So you got accepted to a school away from your hometown. Fees are paid, scholarships are awarded, you’ve travelled the distance and touched down in your new second home for the next 2 years or so. Whether you enrolled in a small junior college or a university with multiple campuses, you are bound to relate to at least two of the three types of shock in your time away from home.
Culture shock from being in a new locale is one thing. The natives probably not understand your customs, your habits or your language; hell, they may not even understand the colour your eyes, hair or even skin (yes, I said that – and meant that). And the same statement applies to the international population – in all its diversity; they may not get you or relate to you very often, despite the locale also being foreign to them. And sometimes in that regard, the people you may feel like you can relate to the most – people from your home country or as close as your home city – will surprise the mess out of you. They will find some ways to adapt that seem very odd at first, they may think differently than you, they may be brought up with different ideals or morals than you. Needless to say, it will be very unnerving at times; sometimes frustrating, infuriating, disheartening, discouraging and even depressing. In fact, for some people the prospect of forming many generalised ideas (some very outlandish and some right on the money!), become a recluse or run for the green green grass of home can seem very tempting.

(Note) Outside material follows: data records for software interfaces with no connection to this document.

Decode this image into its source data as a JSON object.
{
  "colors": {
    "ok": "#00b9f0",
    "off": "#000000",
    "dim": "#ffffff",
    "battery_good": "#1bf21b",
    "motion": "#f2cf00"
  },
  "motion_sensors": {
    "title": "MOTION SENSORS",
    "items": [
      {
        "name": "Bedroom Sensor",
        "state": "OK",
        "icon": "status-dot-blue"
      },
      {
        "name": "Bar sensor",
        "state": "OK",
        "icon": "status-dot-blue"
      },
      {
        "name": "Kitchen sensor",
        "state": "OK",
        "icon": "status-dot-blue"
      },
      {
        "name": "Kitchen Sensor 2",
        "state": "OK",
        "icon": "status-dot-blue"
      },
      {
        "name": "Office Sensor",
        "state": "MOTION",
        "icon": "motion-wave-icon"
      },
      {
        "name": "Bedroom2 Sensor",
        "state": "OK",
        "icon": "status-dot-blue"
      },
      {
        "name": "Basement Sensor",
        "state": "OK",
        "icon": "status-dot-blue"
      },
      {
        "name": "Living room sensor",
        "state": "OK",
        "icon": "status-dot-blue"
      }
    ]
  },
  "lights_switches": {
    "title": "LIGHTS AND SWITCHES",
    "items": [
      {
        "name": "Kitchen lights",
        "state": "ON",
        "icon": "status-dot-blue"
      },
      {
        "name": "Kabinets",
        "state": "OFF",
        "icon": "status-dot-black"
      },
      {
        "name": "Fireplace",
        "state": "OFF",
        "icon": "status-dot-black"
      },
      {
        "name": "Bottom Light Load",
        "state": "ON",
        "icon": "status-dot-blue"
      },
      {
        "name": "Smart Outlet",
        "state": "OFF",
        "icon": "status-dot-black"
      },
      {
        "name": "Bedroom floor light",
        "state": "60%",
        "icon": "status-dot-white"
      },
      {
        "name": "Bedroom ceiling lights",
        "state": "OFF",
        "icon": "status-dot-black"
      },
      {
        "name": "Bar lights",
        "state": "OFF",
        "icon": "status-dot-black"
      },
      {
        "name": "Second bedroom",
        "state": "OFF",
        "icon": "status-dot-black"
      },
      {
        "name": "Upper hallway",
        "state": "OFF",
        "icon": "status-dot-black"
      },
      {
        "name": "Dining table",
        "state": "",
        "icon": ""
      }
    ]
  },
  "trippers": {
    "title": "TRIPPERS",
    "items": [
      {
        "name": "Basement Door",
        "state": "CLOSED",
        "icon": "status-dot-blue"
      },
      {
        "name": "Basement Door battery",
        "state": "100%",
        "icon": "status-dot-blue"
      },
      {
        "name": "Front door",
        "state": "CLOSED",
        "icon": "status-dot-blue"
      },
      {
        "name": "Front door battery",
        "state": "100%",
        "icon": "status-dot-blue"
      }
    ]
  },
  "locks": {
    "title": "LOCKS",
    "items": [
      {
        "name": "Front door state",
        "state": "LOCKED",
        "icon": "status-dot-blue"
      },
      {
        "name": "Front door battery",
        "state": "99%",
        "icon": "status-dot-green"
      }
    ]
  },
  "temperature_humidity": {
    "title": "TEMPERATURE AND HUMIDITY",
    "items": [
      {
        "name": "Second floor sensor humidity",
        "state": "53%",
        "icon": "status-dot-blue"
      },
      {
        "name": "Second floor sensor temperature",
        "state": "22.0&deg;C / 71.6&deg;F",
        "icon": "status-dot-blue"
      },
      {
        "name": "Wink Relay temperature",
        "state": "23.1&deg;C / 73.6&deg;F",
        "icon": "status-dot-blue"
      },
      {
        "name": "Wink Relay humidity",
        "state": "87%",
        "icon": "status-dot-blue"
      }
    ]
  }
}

Switching to a new currency or simply a new price of living can be a true shock, not just to your wallet. On one end, switching to a lower cost of living sometimes means that spending habits are underestimated – constant comparison in your home currency runs the risk of the notion that “oh it’s not that expensive, so I can afford to buy more/splurge” and the inevitable money management problems in the long term. On the other end of the spectrum, switching to a higher cost of living sometimes makes expenses tough to maintain. This is especially true on a scholar’s stipend, no matter where your scholarship takes you. In one way or the other, the potential to feel overwhelmed by the cost of life in your new surroundings is lurking, sometimes palpable.
You’ve just moved to a new city, new state or new country. You’ve got a new set of customs to adapt to, a new set of rules to learn, a new set of responsibilities to adjust to. And that’s before you even get on the flight to reach your new destination! You still have yet to get your orientation package when you touch down in your new city – or enter the gates of your new school. Then that package arrives – and that’s pages upon pages to read, whether it’s on paper, USB drive, online, mobile app, wherever it lies. Then there is in-campus orientation to school – that day (day, days, weeks, depending on where you go to school) is pretty much flooded with more terabytes of data imaginable, most of which will be lost on you between the first 3-6 hours. If you’re blessed with a large attention span.
Oh, then there’s the new things on the checklist that you now have near-full responsibility for. Choosing courses? Picking extra-curricular activities? Knowing class pre-requisites? That’s on you. Which textbooks to digest to deal with in which order? What time class starts? What class you’re supposed to be in? Oh, that’s you too. Any medical woes? Pharmacy run? Dental check-ups? Your call again. Traffic tickets? Any other run-ins with the law? Oh yeah, there you go too.
… Calm Down
Okay. It is possible that I may have shocked you. So while you find something lighter to read about, I’ll leave you with a short note – there are bright sides to all this. More about that in another post.